Most women travel during pregnancy. It could be a business trip or a vacation. Usually, travelling is safe for pregnant women, provided they take adequate safety measures before and throughout their journey. Pregnancy comes with its own risks and complications. In such a scenario, it is vital that you discuss your travel plans with your gynecologist well in advance. There are certain very important things that you must be aware of, before you set off for your journey. Let us discuss about these tips that will surely help you travel with a peace of mind while being pregnant.
Talk to your doctor
Usually, it is harmless to travel during the second trimester. Complications generally crop up in the first and third trimester. However, your doctor/gynecologist remains the best person to advice you, whether you should travel during the current phase of your pregnancy.
- Make sure you discuss with your doctor about vaccines. Pregnant women are advised to keep away from live vaccines. Mumps, rubella, measles are the examples of active vaccines. Inactivated vaccines are believed to be safe. Hepatitis B vaccine is an example of inactivated vaccine.
- Discuss the purpose of taking this trip, the destination as well as your intended mode of transport. Your doctor will have a bigger picture to look at. He will be able to evaluate the underlying risks and advice you accordingly.
- Request your doctor to prescribe medication for motion sickness and nausea.
- Request for an up to date copy of your prenatal account and reports.
Buy a suitable travel insurance policy. Some travel insurance policies do not cover pregnancy. Make sure your policy cover has a provision for conditions associated with pregnancy and medical care for the premature baby.
How to travel?

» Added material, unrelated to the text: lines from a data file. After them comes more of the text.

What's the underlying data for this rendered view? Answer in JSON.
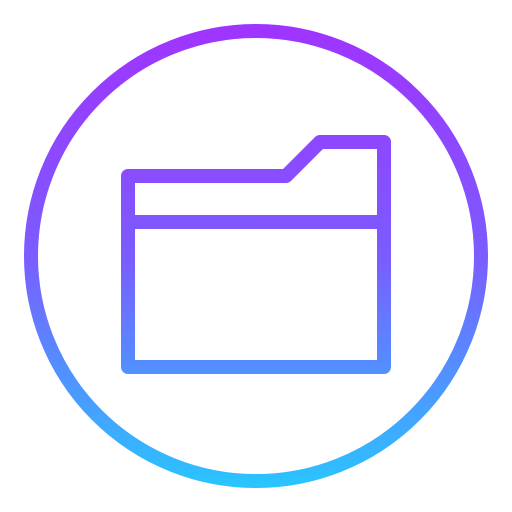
{
  "icon": {
    "name": "folder-icon",
    "gradient": {
      "top_color": "#a033ff",
      "mid_color": "#7b5cff",
      "bottom_color": "#29c5ff"
    },
    "background_color": "#ffffff"
  }
}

If you intend to travel by air, make sure you inquire with the airline about their norms for taking pregnant women on board. Some airlines disallow women in the later stages of pregnancy from flying. Nevertheless, it is safe for a pregnant woman and her unborn baby to fly up to 8 months gestation, provided she is free from obstetric complications. The same applies to ferry companies, if you choose to travel by boat.
If you plan to travel by car, take someone along instead of going out on your own. It would be better if you let them drive. Keep the car well-ventilated. Do not forget to wear a seat belt. Wear the lap-strap under your belly and not across your belly. Take frequent breaks on the way to stretch your body.

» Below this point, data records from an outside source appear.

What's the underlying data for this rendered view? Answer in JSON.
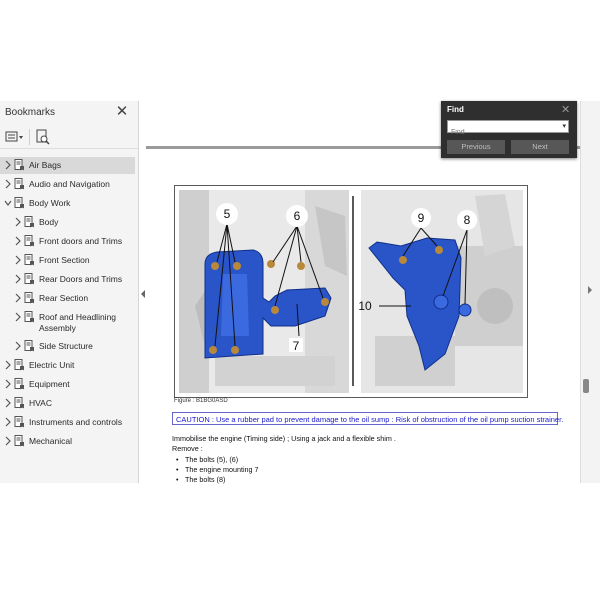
{
  "sidebar": {
    "title": "Bookmarks",
    "items": [
      {
        "label": "Air Bags",
        "level": 0,
        "expanded": false,
        "selected": true
      },
      {
        "label": "Audio and Navigation",
        "level": 0,
        "expanded": false
      },
      {
        "label": "Body Work",
        "level": 0,
        "expanded": true
      },
      {
        "label": "Body",
        "level": 1,
        "expanded": false
      },
      {
        "label": "Front doors and Trims",
        "level": 1,
        "expanded": false
      },
      {
        "label": "Front Section",
        "level": 1,
        "expanded": false
      },
      {
        "label": "Rear Doors and Trims",
        "level": 1,
        "expanded": false
      },
      {
        "label": "Rear Section",
        "level": 1,
        "expanded": false
      },
      {
        "label": "Roof and Headlining Assembly",
        "level": 1,
        "expanded": false
      },
      {
        "label": "Side Structure",
        "level": 1,
        "expanded": false
      },
      {
        "label": "Electric Unit",
        "level": 0,
        "expanded": false
      },
      {
        "label": "Equipment",
        "level": 0,
        "expanded": false
      },
      {
        "label": "HVAC",
        "level": 0,
        "expanded": false
      },
      {
        "label": "Instruments and controls",
        "level": 0,
        "expanded": false
      },
      {
        "label": "Mechanical",
        "level": 0,
        "expanded": false
      }
    ]
  },
  "figure": {
    "callouts_left": [
      "5",
      "6",
      "7"
    ],
    "callouts_right": [
      "9",
      "8",
      "10"
    ],
    "caption": "Figure : B1BG0ASD"
  },
  "document": {
    "caution": "CAUTION : Use a rubber pad to prevent damage to the oil sump : Risk of obstruction of the oil pump suction strainer.",
    "intro": "Immobilise the engine (Timing side) ; Using a jack and a flexible shim .",
    "remove_label": "Remove :",
    "bullets": [
      "The bolts (5), (6)",
      "The engine mounting 7",
      "The bolts (8)"
    ]
  },
  "find": {
    "title": "Find",
    "placeholder": "Find",
    "previous": "Previous",
    "next": "Next"
  },
  "colors": {
    "part_blue": "#2a55c8",
    "caution_text": "#1a1acc",
    "selected_row": "#d9d9d9"
  }
}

Having small meals at regular intervals during long trips will ensure that you stay invigorated. This will keep your blood sugar level maintained and you won’t feel nauseous, pale and weak. Having a small bar of chocolate, an apple or any snack of your choice will help alleviate general pregnancy-related discomforts.
Drink plenty of fluids

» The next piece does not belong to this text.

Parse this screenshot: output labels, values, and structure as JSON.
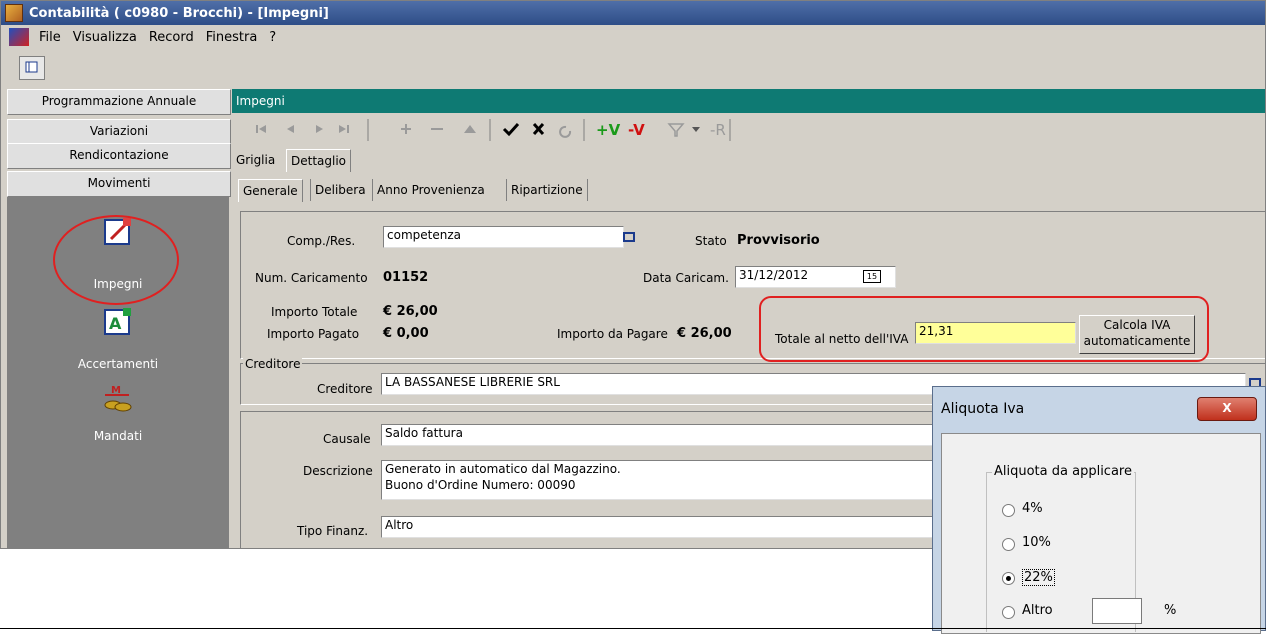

Pregnant women need to keep their fluid levels high. Drink plenty of water throughout your journey. You should always carry a bottle of mineral water. Frequently, sip on natural fruit juices. Stay away from packaged drinks and alcohol.
Move around and stretch
When flying or travelling by car, get up and move around a little at frequent intervals. This will help prevent your body from becoming stiff and achy. Flying for long hours is associated with DVT (Deep vein Thrombosis), i.e., formation of blood clots in the legs. So, take frequent breaks to avoid DVT.
Be prepared for emergencies
Although you do not expect any emergencies, it would be extremely smart to be prepared for one. Carry an up to date copy of your prenatal account and reports and your insurance papers. Understand that there always is a possibility for things to go wrong. Being prepared will help you gain control over the situation.
Travelling while pregnant is a concern for most of the women. However, you can hit the road with confidence if you are healthy and free of complications. Just follow the above simple tips for a safe trip.